Two Years On, Investigation Into Double Murder of Kachin Teachers Has Stalled
By Nyein Nyein 19 January 2017
Two years on, an investigation into the brutal rape and murder of two Kachin schoolteachers in Kutkai Township has stalled due to continued war.
On Thursday, Jan. 19, a memorial service was held in Kutkai’s Kaung Kha village for the victims: Maran Lu Ra and Tangbau Hkawn Nan Tsin, who were both 20-year-old volunteer teachers working with the Kachin Baptist Convention (KBC) when they were raped and killed in their hut on the same day in 2015. Members of the Kachin public and the KBC attended the memorial.
Zau Rau from the KBC in Muse, Shan State, told The Irrawaddy on Thursday that thousands had gathered to pray for the two young women.
KBC has been working to seek justice for the victims. Zau Rau said they had consulted with the Kachin Lawyers Network regarding the legal proceedings of the case, which have not been filed. The case investigation team led by the Muse District police head is reportedly still gathering information.
At the time of the murders, Kaung Kha was occupied by soldiers from the Burma Army Infantry Battalion 503.
The victims’ legal support team were scheduled in May 2016 to meet soldiers in a Lashio court who were accused of perpetrating the crime, but the meeting fell through. The KBC asked the Burma Army for the opportunity to question 28 soldiers stationed in the area at the time of the murder, but the Tatmadaw did not comply.
“We wanted to talk with and interview the three drivers who drove the soldiers’ truck, and to all 28 soldiers the following morning [after the murder]. But we still cannot,” Zau Rau explained.
The ongoing conflict in northern Shan State, including in Kutkai Township, is the main obstacle in processing the case, said Brang Dee, an advocate in Lashio who represents the Kachin Lawyers Network.

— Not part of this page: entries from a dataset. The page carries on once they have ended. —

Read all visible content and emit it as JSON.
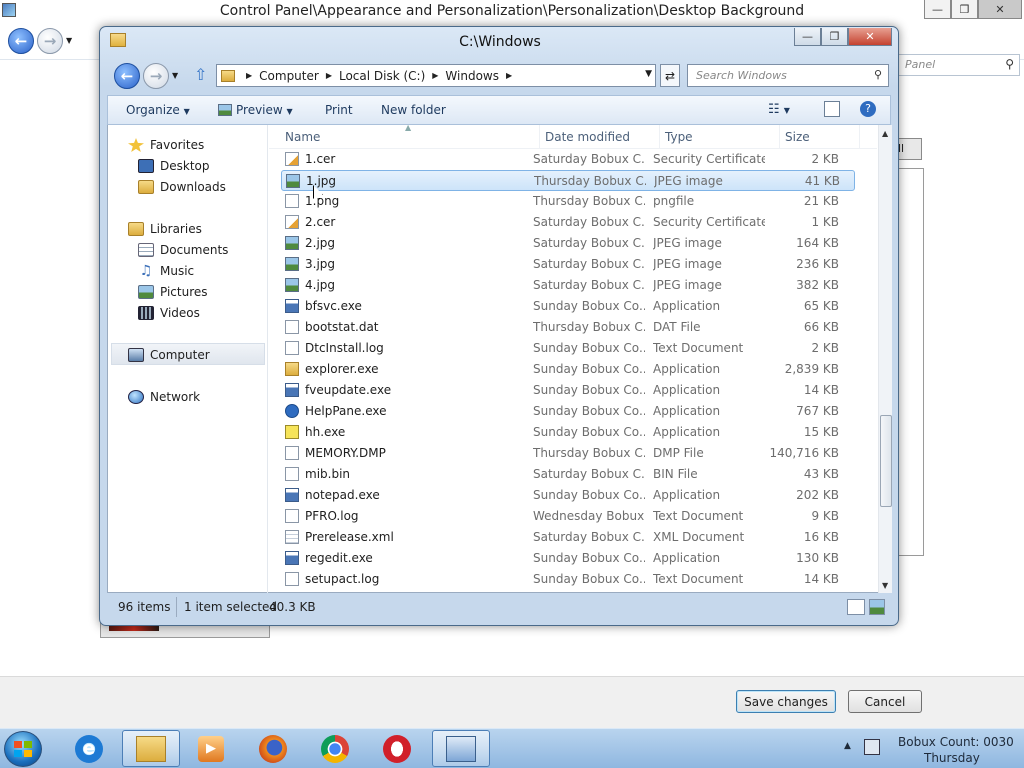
{
  "background": {
    "window_title": "Control Panel\\Appearance and Personalization\\Personalization\\Desktop Background",
    "search_placeholder": "Panel",
    "all_button": "ll",
    "save_button": "Save changes",
    "cancel_button": "Cancel"
  },
  "dialog": {
    "title": "C:\\Windows",
    "breadcrumb": [
      "Computer",
      "Local Disk (C:)",
      "Windows"
    ],
    "search_placeholder": "Search Windows",
    "toolbar": {
      "organize": "Organize",
      "preview": "Preview",
      "print": "Print",
      "new_folder": "New folder"
    },
    "nav": {
      "favorites": "Favorites",
      "desktop": "Desktop",
      "downloads": "Downloads",
      "libraries": "Libraries",
      "documents": "Documents",
      "music": "Music",
      "pictures": "Pictures",
      "videos": "Videos",
      "computer": "Computer",
      "network": "Network"
    },
    "columns": {
      "name": "Name",
      "date": "Date modified",
      "type": "Type",
      "size": "Size"
    },
    "files": [
      {
        "name": "1.cer",
        "date": "Saturday Bobux C...",
        "type": "Security Certificate",
        "size": "2 KB",
        "icon": "cer"
      },
      {
        "name": "1.jpg",
        "date": "Thursday Bobux C...",
        "type": "JPEG image",
        "size": "41 KB",
        "icon": "img"
      },
      {
        "name": "1.png",
        "date": "Thursday Bobux C...",
        "type": "pngfile",
        "size": "21 KB",
        "icon": "doc"
      },
      {
        "name": "2.cer",
        "date": "Saturday Bobux C...",
        "type": "Security Certificate",
        "size": "1 KB",
        "icon": "cer"
      },
      {
        "name": "2.jpg",
        "date": "Saturday Bobux C...",
        "type": "JPEG image",
        "size": "164 KB",
        "icon": "img"
      },
      {
        "name": "3.jpg",
        "date": "Saturday Bobux C...",
        "type": "JPEG image",
        "size": "236 KB",
        "icon": "img"
      },
      {
        "name": "4.jpg",
        "date": "Saturday Bobux C...",
        "type": "JPEG image",
        "size": "382 KB",
        "icon": "img"
      },
      {
        "name": "bfsvc.exe",
        "date": "Sunday Bobux Co...",
        "type": "Application",
        "size": "65 KB",
        "icon": "exe"
      },
      {
        "name": "bootstat.dat",
        "date": "Thursday Bobux C...",
        "type": "DAT File",
        "size": "66 KB",
        "icon": "doc"
      },
      {
        "name": "DtcInstall.log",
        "date": "Sunday Bobux Co...",
        "type": "Text Document",
        "size": "2 KB",
        "icon": "doc"
      },
      {
        "name": "explorer.exe",
        "date": "Sunday Bobux Co...",
        "type": "Application",
        "size": "2,839 KB",
        "icon": "folder"
      },
      {
        "name": "fveupdate.exe",
        "date": "Sunday Bobux Co...",
        "type": "Application",
        "size": "14 KB",
        "icon": "exe"
      },
      {
        "name": "HelpPane.exe",
        "date": "Sunday Bobux Co...",
        "type": "Application",
        "size": "767 KB",
        "icon": "help"
      },
      {
        "name": "hh.exe",
        "date": "Sunday Bobux Co...",
        "type": "Application",
        "size": "15 KB",
        "icon": "q"
      },
      {
        "name": "MEMORY.DMP",
        "date": "Thursday Bobux C...",
        "type": "DMP File",
        "size": "140,716 KB",
        "icon": "doc"
      },
      {
        "name": "mib.bin",
        "date": "Saturday Bobux C...",
        "type": "BIN File",
        "size": "43 KB",
        "icon": "doc"
      },
      {
        "name": "notepad.exe",
        "date": "Sunday Bobux Co...",
        "type": "Application",
        "size": "202 KB",
        "icon": "exe"
      },
      {
        "name": "PFRO.log",
        "date": "Wednesday Bobux...",
        "type": "Text Document",
        "size": "9 KB",
        "icon": "doc"
      },
      {
        "name": "Prerelease.xml",
        "date": "Saturday Bobux C...",
        "type": "XML Document",
        "size": "16 KB",
        "icon": "xml"
      },
      {
        "name": "regedit.exe",
        "date": "Sunday Bobux Co...",
        "type": "Application",
        "size": "130 KB",
        "icon": "exe"
      },
      {
        "name": "setupact.log",
        "date": "Sunday Bobux Co...",
        "type": "Text Document",
        "size": "14 KB",
        "icon": "doc"
      }
    ],
    "status": {
      "count": "96 items",
      "selection": "1 item selected",
      "selection_size": "40.3 KB"
    }
  },
  "taskbar": {
    "clock_line1": "Bobux Count: 0030",
    "clock_line2": "Thursday"
  }
}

The Kachin lawyer collaborated with the government investigation team but Brang Dee said, “We could not travel to meet with witnesses in the area, as the area is in a conflict zone.”
Locals claim Burma Army soldiers could be the perpetrators, as the crime happened while they were in Kaung Kha. Ten days after the incident, the Tatmadaw’s own newspaper denied the accusations and threatened legal action against anyone who claimed otherwise.
Despite such threats, people have continued calling for the justice for the two victims. Internationally, the Burma Campaign UK delivered a petition signed by more than 3,200 people to the UK government, calling on them “to do more to help stop rape and sexual violence in Burma,” on this second anniversary of the victims’ deaths.
Women’s rights activists have also called for an independent and unbiased inquiry into the case, with an investigation team comprised of representatives from women’s organizations, civil society groups and human rights lawyers.
May Sabe Phyu, director of the Gender Equality Network said, “the case of the two schoolteachers highlights the insecurity and limits to justice faced by women in the conflict zone.”
“We, the women’s groups, will never forget or ignore the case, as long as justice is not being sought,” she said.